Work instructions
Every single record needs to be restated word for word.

START Dataset content

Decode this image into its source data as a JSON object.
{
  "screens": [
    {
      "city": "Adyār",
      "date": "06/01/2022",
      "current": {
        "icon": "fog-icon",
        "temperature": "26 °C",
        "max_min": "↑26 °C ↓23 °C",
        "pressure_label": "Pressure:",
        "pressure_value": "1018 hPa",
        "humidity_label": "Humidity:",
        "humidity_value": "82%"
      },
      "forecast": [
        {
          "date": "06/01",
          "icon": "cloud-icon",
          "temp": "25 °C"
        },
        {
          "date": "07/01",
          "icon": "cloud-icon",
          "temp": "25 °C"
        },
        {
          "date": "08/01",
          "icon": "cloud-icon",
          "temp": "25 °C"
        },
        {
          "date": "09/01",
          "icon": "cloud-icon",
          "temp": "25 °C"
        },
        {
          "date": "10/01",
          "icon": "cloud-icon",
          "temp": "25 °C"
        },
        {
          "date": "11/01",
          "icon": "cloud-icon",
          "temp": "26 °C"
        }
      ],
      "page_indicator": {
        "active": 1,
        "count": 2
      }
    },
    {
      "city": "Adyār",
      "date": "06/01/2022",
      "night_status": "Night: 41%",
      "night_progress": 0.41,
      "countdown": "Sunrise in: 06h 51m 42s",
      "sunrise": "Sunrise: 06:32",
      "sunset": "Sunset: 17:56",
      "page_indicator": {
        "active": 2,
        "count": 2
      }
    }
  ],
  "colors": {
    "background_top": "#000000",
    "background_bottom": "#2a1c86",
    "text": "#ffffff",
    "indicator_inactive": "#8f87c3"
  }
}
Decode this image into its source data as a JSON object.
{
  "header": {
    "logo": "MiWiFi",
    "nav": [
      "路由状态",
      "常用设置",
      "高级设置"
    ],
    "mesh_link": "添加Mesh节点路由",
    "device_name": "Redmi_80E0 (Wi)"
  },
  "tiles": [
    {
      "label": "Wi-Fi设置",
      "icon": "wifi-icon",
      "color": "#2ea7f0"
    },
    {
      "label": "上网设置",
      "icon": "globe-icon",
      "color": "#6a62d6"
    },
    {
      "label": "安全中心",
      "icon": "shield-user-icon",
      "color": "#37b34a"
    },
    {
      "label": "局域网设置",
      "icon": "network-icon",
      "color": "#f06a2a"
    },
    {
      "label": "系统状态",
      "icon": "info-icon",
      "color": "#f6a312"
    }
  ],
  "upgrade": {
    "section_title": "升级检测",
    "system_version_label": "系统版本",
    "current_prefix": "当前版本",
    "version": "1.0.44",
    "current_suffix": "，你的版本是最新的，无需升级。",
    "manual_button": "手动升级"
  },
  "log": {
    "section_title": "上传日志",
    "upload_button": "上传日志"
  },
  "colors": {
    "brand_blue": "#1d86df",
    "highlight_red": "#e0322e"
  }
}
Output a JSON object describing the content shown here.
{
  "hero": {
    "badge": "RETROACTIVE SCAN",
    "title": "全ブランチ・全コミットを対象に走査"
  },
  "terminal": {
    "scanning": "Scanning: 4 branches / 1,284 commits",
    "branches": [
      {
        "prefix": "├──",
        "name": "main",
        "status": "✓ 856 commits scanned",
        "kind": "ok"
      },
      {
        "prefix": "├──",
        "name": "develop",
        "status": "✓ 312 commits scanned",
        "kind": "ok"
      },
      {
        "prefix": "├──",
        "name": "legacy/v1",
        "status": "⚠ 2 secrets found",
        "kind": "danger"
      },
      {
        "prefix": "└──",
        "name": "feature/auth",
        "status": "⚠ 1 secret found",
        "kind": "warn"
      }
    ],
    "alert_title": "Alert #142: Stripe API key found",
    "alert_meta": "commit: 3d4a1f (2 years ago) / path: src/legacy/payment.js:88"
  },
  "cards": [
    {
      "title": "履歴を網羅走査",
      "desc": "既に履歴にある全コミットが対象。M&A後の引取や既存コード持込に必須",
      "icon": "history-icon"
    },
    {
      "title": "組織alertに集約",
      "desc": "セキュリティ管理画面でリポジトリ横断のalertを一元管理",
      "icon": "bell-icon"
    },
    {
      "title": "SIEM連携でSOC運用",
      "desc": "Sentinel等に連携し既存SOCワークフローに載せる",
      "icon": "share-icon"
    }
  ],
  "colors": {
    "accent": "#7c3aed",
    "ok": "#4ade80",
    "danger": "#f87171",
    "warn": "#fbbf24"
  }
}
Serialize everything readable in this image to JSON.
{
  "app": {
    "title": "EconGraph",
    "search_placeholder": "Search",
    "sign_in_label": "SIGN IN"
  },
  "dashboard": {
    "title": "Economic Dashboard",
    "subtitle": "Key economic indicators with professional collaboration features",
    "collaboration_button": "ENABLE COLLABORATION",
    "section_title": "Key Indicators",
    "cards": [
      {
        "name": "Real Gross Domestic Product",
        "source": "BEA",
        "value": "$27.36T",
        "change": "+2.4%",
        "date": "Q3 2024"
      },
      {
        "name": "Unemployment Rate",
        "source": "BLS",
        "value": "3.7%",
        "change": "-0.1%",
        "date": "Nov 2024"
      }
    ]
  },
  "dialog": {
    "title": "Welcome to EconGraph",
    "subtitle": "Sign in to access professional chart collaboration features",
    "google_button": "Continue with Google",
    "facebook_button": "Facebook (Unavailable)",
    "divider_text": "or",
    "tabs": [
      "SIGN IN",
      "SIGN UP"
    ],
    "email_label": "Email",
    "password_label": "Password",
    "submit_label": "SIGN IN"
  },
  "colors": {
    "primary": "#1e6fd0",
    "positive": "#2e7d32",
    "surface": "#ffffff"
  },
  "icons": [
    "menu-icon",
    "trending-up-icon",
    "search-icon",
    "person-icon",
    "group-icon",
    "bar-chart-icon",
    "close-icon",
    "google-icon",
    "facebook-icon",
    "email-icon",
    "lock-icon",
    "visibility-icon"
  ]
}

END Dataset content

Reply to the task
Decode this image into its source data as a JSON object.
{
  "screens": [
    {
      "city": "Adyār",
      "date": "06/01/2022",
      "current": {
        "icon": "fog-icon",
        "temperature": "26 °C",
        "max_min": "↑26 °C ↓23 °C",
        "pressure_label": "Pressure:",
        "pressure_value": "1018 hPa",
        "humidity_label": "Humidity:",
        "humidity_value": "82%"
      },
      "forecast": [
        {
          "date": "06/01",
          "icon": "cloud-icon",
          "temp": "25 °C"
        },
        {
          "date": "07/01",
          "icon": "cloud-icon",
          "temp": "25 °C"
        },
        {
          "date": "08/01",
          "icon": "cloud-icon",
          "temp": "25 °C"
        },
        {
          "date": "09/01",
          "icon": "cloud-icon",
          "temp": "25 °C"
        },
        {
          "date": "10/01",
          "icon": "cloud-icon",
          "temp": "25 °C"
        },
        {
          "date": "11/01",
          "icon": "cloud-icon",
          "temp": "26 °C"
        }
      ],
      "page_indicator": {
        "active": 1,
        "count": 2
      }
    },
    {
      "city": "Adyār",
      "date": "06/01/2022",
      "night_status": "Night: 41%",
      "night_progress": 0.41,
      "countdown": "Sunrise in: 06h 51m 42s",
      "sunrise": "Sunrise: 06:32",
      "sunset": "Sunset: 17:56",
      "page_indicator": {
        "active": 2,
        "count": 2
      }
    }
  ],
  "colors": {
    "background_top": "#000000",
    "background_bottom": "#2a1c86",
    "text": "#ffffff",
    "indicator_inactive": "#8f87c3"
  }
}
Decode this image into its source data as a JSON object.
{
  "header": {
    "logo": "MiWiFi",
    "nav": [
      "路由状态",
      "常用设置",
      "高级设置"
    ],
    "mesh_link": "添加Mesh节点路由",
    "device_name": "Redmi_80E0 (Wi)"
  },
  "tiles": [
    {
      "label": "Wi-Fi设置",
      "icon": "wifi-icon",
      "color": "#2ea7f0"
    },
    {
      "label": "上网设置",
      "icon": "globe-icon",
      "color": "#6a62d6"
    },
    {
      "label": "安全中心",
      "icon": "shield-user-icon",
      "color": "#37b34a"
    },
    {
      "label": "局域网设置",
      "icon": "network-icon",
      "color": "#f06a2a"
    },
    {
      "label": "系统状态",
      "icon": "info-icon",
      "color": "#f6a312"
    }
  ],
  "upgrade": {
    "section_title": "升级检测",
    "system_version_label": "系统版本",
    "current_prefix": "当前版本",
    "version": "1.0.44",
    "current_suffix": "，你的版本是最新的，无需升级。",
    "manual_button": "手动升级"
  },
  "log": {
    "section_title": "上传日志",
    "upload_button": "上传日志"
  },
  "colors": {
    "brand_blue": "#1d86df",
    "highlight_red": "#e0322e"
  }
}
Output a JSON object describing the content shown here.
{
  "hero": {
    "badge": "RETROACTIVE SCAN",
    "title": "全ブランチ・全コミットを対象に走査"
  },
  "terminal": {
    "scanning": "Scanning: 4 branches / 1,284 commits",
    "branches": [
      {
        "prefix": "├──",
        "name": "main",
        "status": "✓ 856 commits scanned",
        "kind": "ok"
      },
      {
        "prefix": "├──",
        "name": "develop",
        "status": "✓ 312 commits scanned",
        "kind": "ok"
      },
      {
        "prefix": "├──",
        "name": "legacy/v1",
        "status": "⚠ 2 secrets found",
        "kind": "danger"
      },
      {
        "prefix": "└──",
        "name": "feature/auth",
        "status": "⚠ 1 secret found",
        "kind": "warn"
      }
    ],
    "alert_title": "Alert #142: Stripe API key found",
    "alert_meta": "commit: 3d4a1f (2 years ago) / path: src/legacy/payment.js:88"
  },
  "cards": [
    {
      "title": "履歴を網羅走査",
      "desc": "既に履歴にある全コミットが対象。M&A後の引取や既存コード持込に必須",
      "icon": "history-icon"
    },
    {
      "title": "組織alertに集約",
      "desc": "セキュリティ管理画面でリポジトリ横断のalertを一元管理",
      "icon": "bell-icon"
    },
    {
      "title": "SIEM連携でSOC運用",
      "desc": "Sentinel等に連携し既存SOCワークフローに載せる",
      "icon": "share-icon"
    }
  ],
  "colors": {
    "accent": "#7c3aed",
    "ok": "#4ade80",
    "danger": "#f87171",
    "warn": "#fbbf24"
  }
}
Serialize everything readable in this image to JSON.
{
  "app": {
    "title": "EconGraph",
    "search_placeholder": "Search",
    "sign_in_label": "SIGN IN"
  },
  "dashboard": {
    "title": "Economic Dashboard",
    "subtitle": "Key economic indicators with professional collaboration features",
    "collaboration_button": "ENABLE COLLABORATION",
    "section_title": "Key Indicators",
    "cards": [
      {
        "name": "Real Gross Domestic Product",
        "source": "BEA",
        "value": "$27.36T",
        "change": "+2.4%",
        "date": "Q3 2024"
      },
      {
        "name": "Unemployment Rate",
        "source": "BLS",
        "value": "3.7%",
        "change": "-0.1%",
        "date": "Nov 2024"
      }
    ]
  },
  "dialog": {
    "title": "Welcome to EconGraph",
    "subtitle": "Sign in to access professional chart collaboration features",
    "google_button": "Continue with Google",
    "facebook_button": "Facebook (Unavailable)",
    "divider_text": "or",
    "tabs": [
      "SIGN IN",
      "SIGN UP"
    ],
    "email_label": "Email",
    "password_label": "Password",
    "submit_label": "SIGN IN"
  },
  "colors": {
    "primary": "#1e6fd0",
    "positive": "#2e7d32",
    "surface": "#ffffff"
  },
  "icons": [
    "menu-icon",
    "trending-up-icon",
    "search-icon",
    "person-icon",
    "group-icon",
    "bar-chart-icon",
    "close-icon",
    "google-icon",
    "facebook-icon",
    "email-icon",
    "lock-icon",
    "visibility-icon"
  ]
}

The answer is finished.